- [Dataset entries]:

== Segment start ==

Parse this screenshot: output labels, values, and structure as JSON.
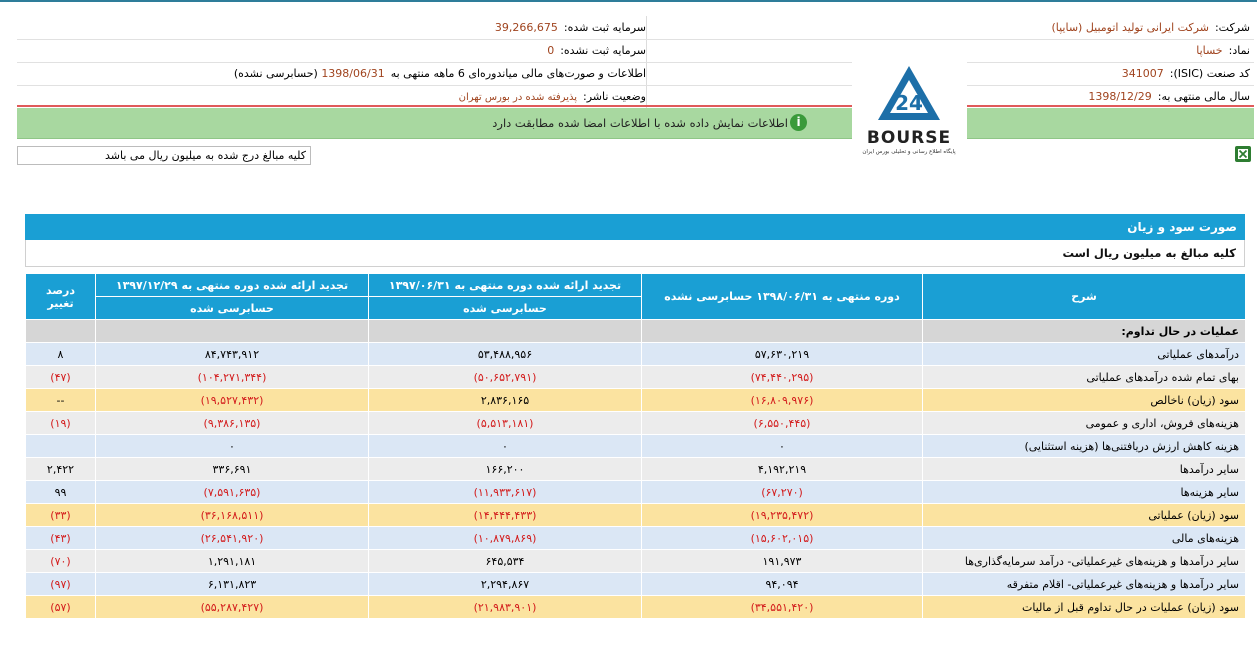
{
  "header": {
    "company_label": "شرکت:",
    "company_value": "شرکت ایرانی تولید اتومبیل (سایپا)",
    "symbol_label": "نماد:",
    "symbol_value": "خساپا",
    "isic_label": "کد صنعت (ISIC):",
    "isic_value": "341007",
    "fiscal_label": "سال مالی منتهی به:",
    "fiscal_value": "1398/12/29",
    "capital_registered_label": "سرمایه ثبت شده:",
    "capital_registered_value": "39,266,675",
    "capital_unregistered_label": "سرمایه ثبت نشده:",
    "capital_unregistered_value": "0",
    "report_label": "اطلاعات و صورت‌های مالی میاندوره‌ای 6 ماهه منتهی به",
    "report_date": "1398/06/31",
    "report_suffix": "(حسابرسی نشده)",
    "publisher_label": "وضعیت ناشر:",
    "publisher_value": "پذیرفته شده در بورس تهران"
  },
  "notice": {
    "text": "اطلاعات نمایش داده شده با اطلاعات امضا شده مطابقت دارد",
    "icon": "info-icon"
  },
  "logo": {
    "text": "BOURSE",
    "number": "24",
    "tagline": "پایگاه اطلاع رسانی و تحلیلی بورس ایران",
    "color": "#1d6fa8"
  },
  "amount_note": "کلیه مبالغ درج شده به میلیون ریال می باشد",
  "statement": {
    "title": "صورت سود و زیان",
    "subtitle": "کلیه مبالغ به میلیون ریال است",
    "headers": {
      "desc": "شرح",
      "col1_title": "دوره منتهی به ۱۳۹۸/۰۶/۳۱ حسابرسی نشده",
      "col2_title": "تجدید ارائه شده دوره منتهی به ۱۳۹۷/۰۶/۳۱",
      "col2_sub": "حسابرسی شده",
      "col3_title": "تجدید ارائه شده دوره منتهی به ۱۳۹۷/۱۲/۲۹",
      "col3_sub": "حسابرسی شده",
      "change": "درصد تغییر"
    },
    "section_title": "عملیات در حال تداوم:",
    "rows": [
      {
        "desc": "درآمدهای عملیاتی",
        "c1": "۵۷,۶۳۰,۲۱۹",
        "c2": "۵۳,۴۸۸,۹۵۶",
        "c3": "۸۴,۷۴۳,۹۱۲",
        "ch": "۸",
        "style": "blue"
      },
      {
        "desc": "بهای تمام شده درآمدهای عملیاتی",
        "c1": "(۷۴,۴۴۰,۲۹۵)",
        "c2": "(۵۰,۶۵۲,۷۹۱)",
        "c3": "(۱۰۴,۲۷۱,۳۴۴)",
        "ch": "(۴۷)",
        "style": "grey"
      },
      {
        "desc": "سود (زیان) ناخالص",
        "c1": "(۱۶,۸۰۹,۹۷۶)",
        "c2": "۲,۸۳۶,۱۶۵",
        "c3": "(۱۹,۵۲۷,۴۳۲)",
        "ch": "--",
        "style": "yellow"
      },
      {
        "desc": "هزینه‌های فروش، اداری و عمومی",
        "c1": "(۶,۵۵۰,۴۴۵)",
        "c2": "(۵,۵۱۳,۱۸۱)",
        "c3": "(۹,۳۸۶,۱۳۵)",
        "ch": "(۱۹)",
        "style": "grey"
      },
      {
        "desc": "هزینه کاهش ارزش دریافتنی‌ها (هزینه استثنایی)",
        "c1": "۰",
        "c2": "۰",
        "c3": "۰",
        "ch": "",
        "style": "blue"
      },
      {
        "desc": "سایر درآمدها",
        "c1": "۴,۱۹۲,۲۱۹",
        "c2": "۱۶۶,۲۰۰",
        "c3": "۳۳۶,۶۹۱",
        "ch": "۲,۴۲۲",
        "style": "grey"
      },
      {
        "desc": "سایر هزینه‌ها",
        "c1": "(۶۷,۲۷۰)",
        "c2": "(۱۱,۹۳۳,۶۱۷)",
        "c3": "(۷,۵۹۱,۶۳۵)",
        "ch": "۹۹",
        "style": "blue"
      },
      {
        "desc": "سود (زیان) عملیاتی",
        "c1": "(۱۹,۲۳۵,۴۷۲)",
        "c2": "(۱۴,۴۴۴,۴۳۳)",
        "c3": "(۳۶,۱۶۸,۵۱۱)",
        "ch": "(۳۳)",
        "style": "yellow"
      },
      {
        "desc": "هزینه‌های مالی",
        "c1": "(۱۵,۶۰۲,۰۱۵)",
        "c2": "(۱۰,۸۷۹,۸۶۹)",
        "c3": "(۲۶,۵۴۱,۹۲۰)",
        "ch": "(۴۳)",
        "style": "blue"
      },
      {
        "desc": "سایر درآمدها و هزینه‌های غیرعملیاتی- درآمد سرمایه‌گذاری‌ها",
        "c1": "۱۹۱,۹۷۳",
        "c2": "۶۴۵,۵۳۴",
        "c3": "۱,۲۹۱,۱۸۱",
        "ch": "(۷۰)",
        "style": "grey"
      },
      {
        "desc": "سایر درآمدها و هزینه‌های غیرعملیاتی- اقلام متفرقه",
        "c1": "۹۴,۰۹۴",
        "c2": "۲,۲۹۴,۸۶۷",
        "c3": "۶,۱۳۱,۸۲۳",
        "ch": "(۹۷)",
        "style": "blue"
      },
      {
        "desc": "سود (زیان) عملیات در حال تداوم قبل از مالیات",
        "c1": "(۳۴,۵۵۱,۴۲۰)",
        "c2": "(۲۱,۹۸۳,۹۰۱)",
        "c3": "(۵۵,۲۸۷,۴۲۷)",
        "ch": "(۵۷)",
        "style": "yellow"
      }
    ]
  }
}
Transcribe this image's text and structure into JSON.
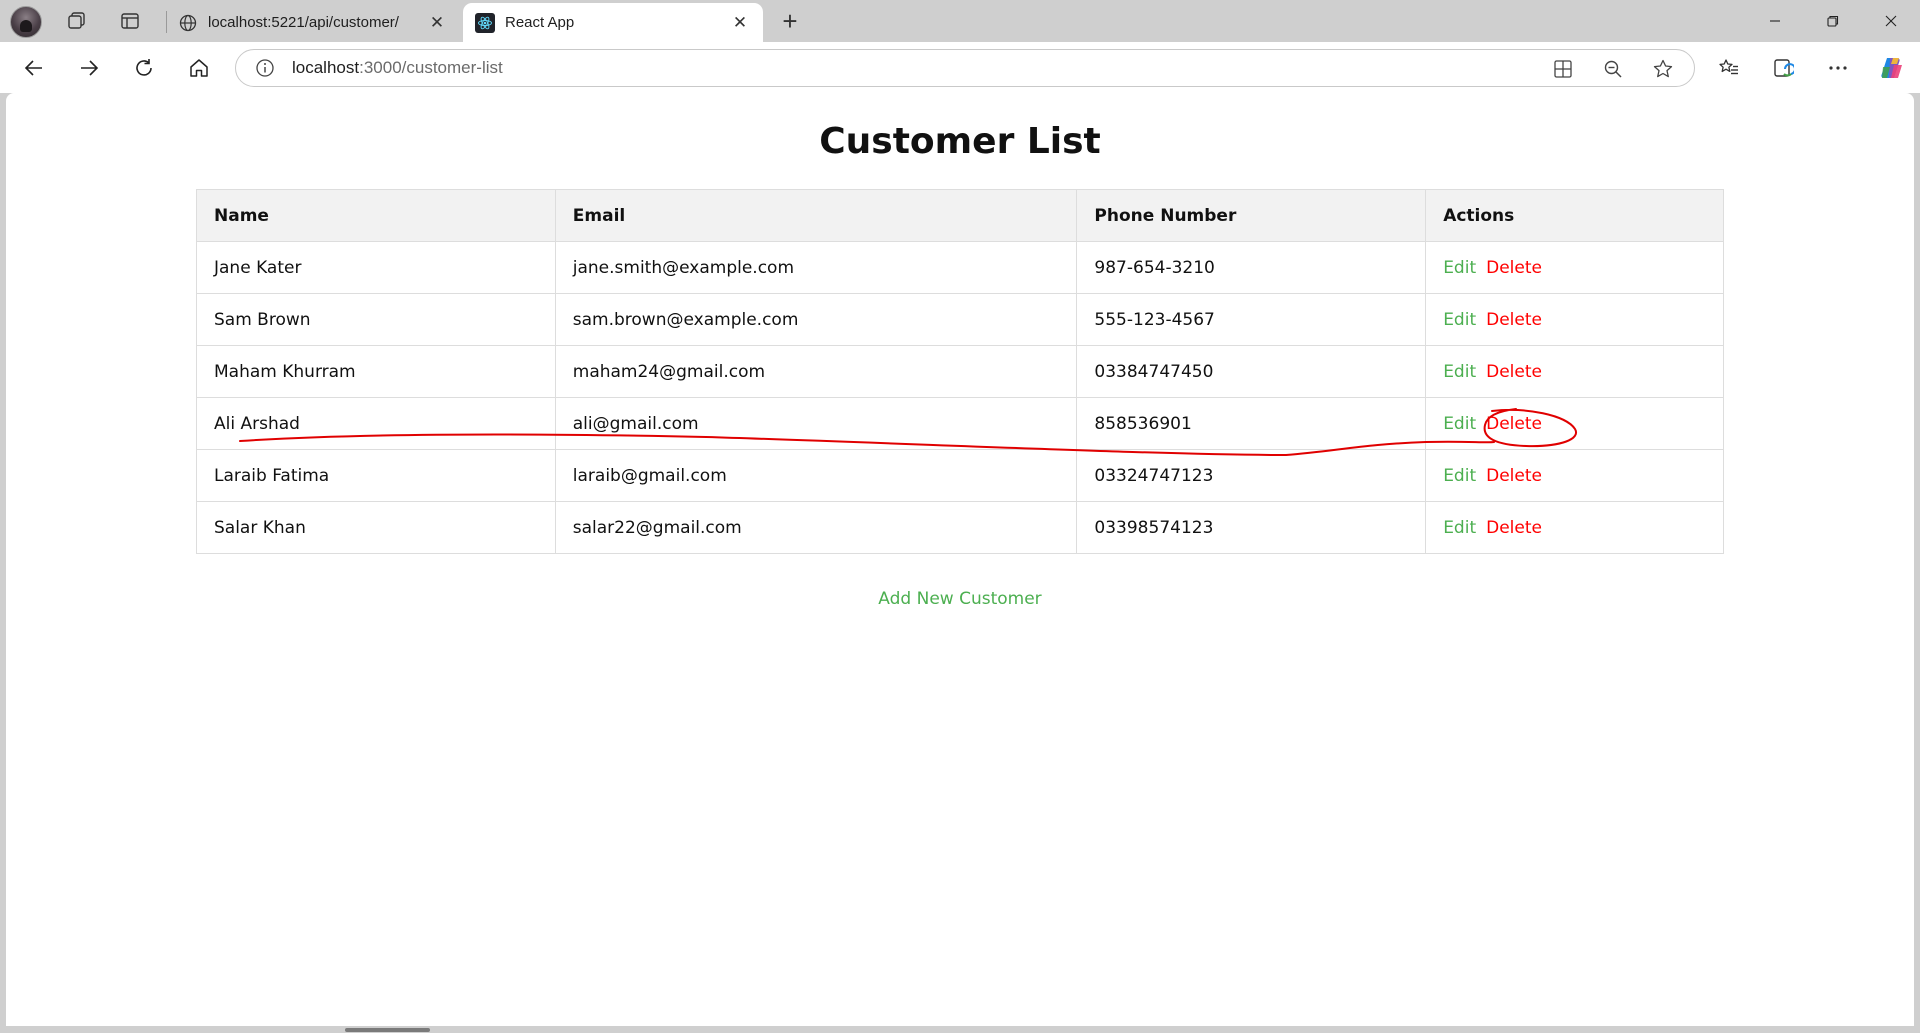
{
  "browser": {
    "tabs": [
      {
        "title": "localhost:5221/api/customer/",
        "active": false,
        "icon": "globe-icon"
      },
      {
        "title": "React App",
        "active": true,
        "icon": "react-icon"
      }
    ],
    "address": {
      "host": "localhost",
      "path": ":3000/customer-list"
    },
    "window_controls": [
      "minimize",
      "restore",
      "close"
    ]
  },
  "page": {
    "title": "Customer List",
    "table": {
      "headers": {
        "name": "Name",
        "email": "Email",
        "phone": "Phone Number",
        "actions": "Actions"
      },
      "rows": [
        {
          "name": "Jane Kater",
          "email": "jane.smith@example.com",
          "phone": "987-654-3210",
          "edit": "Edit",
          "delete": "Delete"
        },
        {
          "name": "Sam Brown",
          "email": "sam.brown@example.com",
          "phone": "555-123-4567",
          "edit": "Edit",
          "delete": "Delete"
        },
        {
          "name": "Maham Khurram",
          "email": "maham24@gmail.com",
          "phone": "03384747450",
          "edit": "Edit",
          "delete": "Delete"
        },
        {
          "name": "Ali Arshad",
          "email": "ali@gmail.com",
          "phone": "858536901",
          "edit": "Edit",
          "delete": "Delete"
        },
        {
          "name": "Laraib Fatima",
          "email": "laraib@gmail.com",
          "phone": "03324747123",
          "edit": "Edit",
          "delete": "Delete"
        },
        {
          "name": "Salar Khan",
          "email": "salar22@gmail.com",
          "phone": "03398574123",
          "edit": "Edit",
          "delete": "Delete"
        }
      ]
    },
    "add_link": "Add New Customer"
  },
  "colors": {
    "edit": "#4caf50",
    "delete": "#ff0000",
    "annotation": "#e00000",
    "header_bg": "#f2f2f2"
  }
}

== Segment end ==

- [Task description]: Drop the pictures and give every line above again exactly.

- [Reply]:
Parse this screenshot: output labels, values, and structure as JSON.
{
  "header": {
    "company_label": "شرکت:",
    "company_value": "شرکت ایرانی تولید اتومبیل (سایپا)",
    "symbol_label": "نماد:",
    "symbol_value": "خساپا",
    "isic_label": "کد صنعت (ISIC):",
    "isic_value": "341007",
    "fiscal_label": "سال مالی منتهی به:",
    "fiscal_value": "1398/12/29",
    "capital_registered_label": "سرمایه ثبت شده:",
    "capital_registered_value": "39,266,675",
    "capital_unregistered_label": "سرمایه ثبت نشده:",
    "capital_unregistered_value": "0",
    "report_label": "اطلاعات و صورت‌های مالی میاندوره‌ای 6 ماهه منتهی به",
    "report_date": "1398/06/31",
    "report_suffix": "(حسابرسی نشده)",
    "publisher_label": "وضعیت ناشر:",
    "publisher_value": "پذیرفته شده در بورس تهران"
  },
  "notice": {
    "text": "اطلاعات نمایش داده شده با اطلاعات امضا شده مطابقت دارد",
    "icon": "info-icon"
  },
  "logo": {
    "text": "BOURSE",
    "number": "24",
    "tagline": "پایگاه اطلاع رسانی و تحلیلی بورس ایران",
    "color": "#1d6fa8"
  },
  "amount_note": "کلیه مبالغ درج شده به میلیون ریال می باشد",
  "statement": {
    "title": "صورت سود و زیان",
    "subtitle": "کلیه مبالغ به میلیون ریال است",
    "headers": {
      "desc": "شرح",
      "col1_title": "دوره منتهی به ۱۳۹۸/۰۶/۳۱ حسابرسی نشده",
      "col2_title": "تجدید ارائه شده دوره منتهی به ۱۳۹۷/۰۶/۳۱",
      "col2_sub": "حسابرسی شده",
      "col3_title": "تجدید ارائه شده دوره منتهی به ۱۳۹۷/۱۲/۲۹",
      "col3_sub": "حسابرسی شده",
      "change": "درصد تغییر"
    },
    "section_title": "عملیات در حال تداوم:",
    "rows": [
      {
        "desc": "درآمدهای عملیاتی",
        "c1": "۵۷,۶۳۰,۲۱۹",
        "c2": "۵۳,۴۸۸,۹۵۶",
        "c3": "۸۴,۷۴۳,۹۱۲",
        "ch": "۸",
        "style": "blue"
      },
      {
        "desc": "بهای تمام شده درآمدهای عملیاتی",
        "c1": "(۷۴,۴۴۰,۲۹۵)",
        "c2": "(۵۰,۶۵۲,۷۹۱)",
        "c3": "(۱۰۴,۲۷۱,۳۴۴)",
        "ch": "(۴۷)",
        "style": "grey"
      },
      {
        "desc": "سود (زیان) ناخالص",
        "c1": "(۱۶,۸۰۹,۹۷۶)",
        "c2": "۲,۸۳۶,۱۶۵",
        "c3": "(۱۹,۵۲۷,۴۳۲)",
        "ch": "--",
        "style": "yellow"
      },
      {
        "desc": "هزینه‌های فروش، اداری و عمومی",
        "c1": "(۶,۵۵۰,۴۴۵)",
        "c2": "(۵,۵۱۳,۱۸۱)",
        "c3": "(۹,۳۸۶,۱۳۵)",
        "ch": "(۱۹)",
        "style": "grey"
      },
      {
        "desc": "هزینه کاهش ارزش دریافتنی‌ها (هزینه استثنایی)",
        "c1": "۰",
        "c2": "۰",
        "c3": "۰",
        "ch": "",
        "style": "blue"
      },
      {
        "desc": "سایر درآمدها",
        "c1": "۴,۱۹۲,۲۱۹",
        "c2": "۱۶۶,۲۰۰",
        "c3": "۳۳۶,۶۹۱",
        "ch": "۲,۴۲۲",
        "style": "grey"
      },
      {
        "desc": "سایر هزینه‌ها",
        "c1": "(۶۷,۲۷۰)",
        "c2": "(۱۱,۹۳۳,۶۱۷)",
        "c3": "(۷,۵۹۱,۶۳۵)",
        "ch": "۹۹",
        "style": "blue"
      },
      {
        "desc": "سود (زیان) عملیاتی",
        "c1": "(۱۹,۲۳۵,۴۷۲)",
        "c2": "(۱۴,۴۴۴,۴۳۳)",
        "c3": "(۳۶,۱۶۸,۵۱۱)",
        "ch": "(۳۳)",
        "style": "yellow"
      },
      {
        "desc": "هزینه‌های مالی",
        "c1": "(۱۵,۶۰۲,۰۱۵)",
        "c2": "(۱۰,۸۷۹,۸۶۹)",
        "c3": "(۲۶,۵۴۱,۹۲۰)",
        "ch": "(۴۳)",
        "style": "blue"
      },
      {
        "desc": "سایر درآمدها و هزینه‌های غیرعملیاتی- درآمد سرمایه‌گذاری‌ها",
        "c1": "۱۹۱,۹۷۳",
        "c2": "۶۴۵,۵۳۴",
        "c3": "۱,۲۹۱,۱۸۱",
        "ch": "(۷۰)",
        "style": "grey"
      },
      {
        "desc": "سایر درآمدها و هزینه‌های غیرعملیاتی- اقلام متفرقه",
        "c1": "۹۴,۰۹۴",
        "c2": "۲,۲۹۴,۸۶۷",
        "c3": "۶,۱۳۱,۸۲۳",
        "ch": "(۹۷)",
        "style": "blue"
      },
      {
        "desc": "سود (زیان) عملیات در حال تداوم قبل از مالیات",
        "c1": "(۳۴,۵۵۱,۴۲۰)",
        "c2": "(۲۱,۹۸۳,۹۰۱)",
        "c3": "(۵۵,۲۸۷,۴۲۷)",
        "ch": "(۵۷)",
        "style": "yellow"
      }
    ]
  }
}
Transcribe this image's text and structure into JSON.
{
  "browser": {
    "tabs": [
      {
        "title": "localhost:5221/api/customer/",
        "active": false,
        "icon": "globe-icon"
      },
      {
        "title": "React App",
        "active": true,
        "icon": "react-icon"
      }
    ],
    "address": {
      "host": "localhost",
      "path": ":3000/customer-list"
    },
    "window_controls": [
      "minimize",
      "restore",
      "close"
    ]
  },
  "page": {
    "title": "Customer List",
    "table": {
      "headers": {
        "name": "Name",
        "email": "Email",
        "phone": "Phone Number",
        "actions": "Actions"
      },
      "rows": [
        {
          "name": "Jane Kater",
          "email": "jane.smith@example.com",
          "phone": "987-654-3210",
          "edit": "Edit",
          "delete": "Delete"
        },
        {
          "name": "Sam Brown",
          "email": "sam.brown@example.com",
          "phone": "555-123-4567",
          "edit": "Edit",
          "delete": "Delete"
        },
        {
          "name": "Maham Khurram",
          "email": "maham24@gmail.com",
          "phone": "03384747450",
          "edit": "Edit",
          "delete": "Delete"
        },
        {
          "name": "Ali Arshad",
          "email": "ali@gmail.com",
          "phone": "858536901",
          "edit": "Edit",
          "delete": "Delete"
        },
        {
          "name": "Laraib Fatima",
          "email": "laraib@gmail.com",
          "phone": "03324747123",
          "edit": "Edit",
          "delete": "Delete"
        },
        {
          "name": "Salar Khan",
          "email": "salar22@gmail.com",
          "phone": "03398574123",
          "edit": "Edit",
          "delete": "Delete"
        }
      ]
    },
    "add_link": "Add New Customer"
  },
  "colors": {
    "edit": "#4caf50",
    "delete": "#ff0000",
    "annotation": "#e00000",
    "header_bg": "#f2f2f2"
  }
}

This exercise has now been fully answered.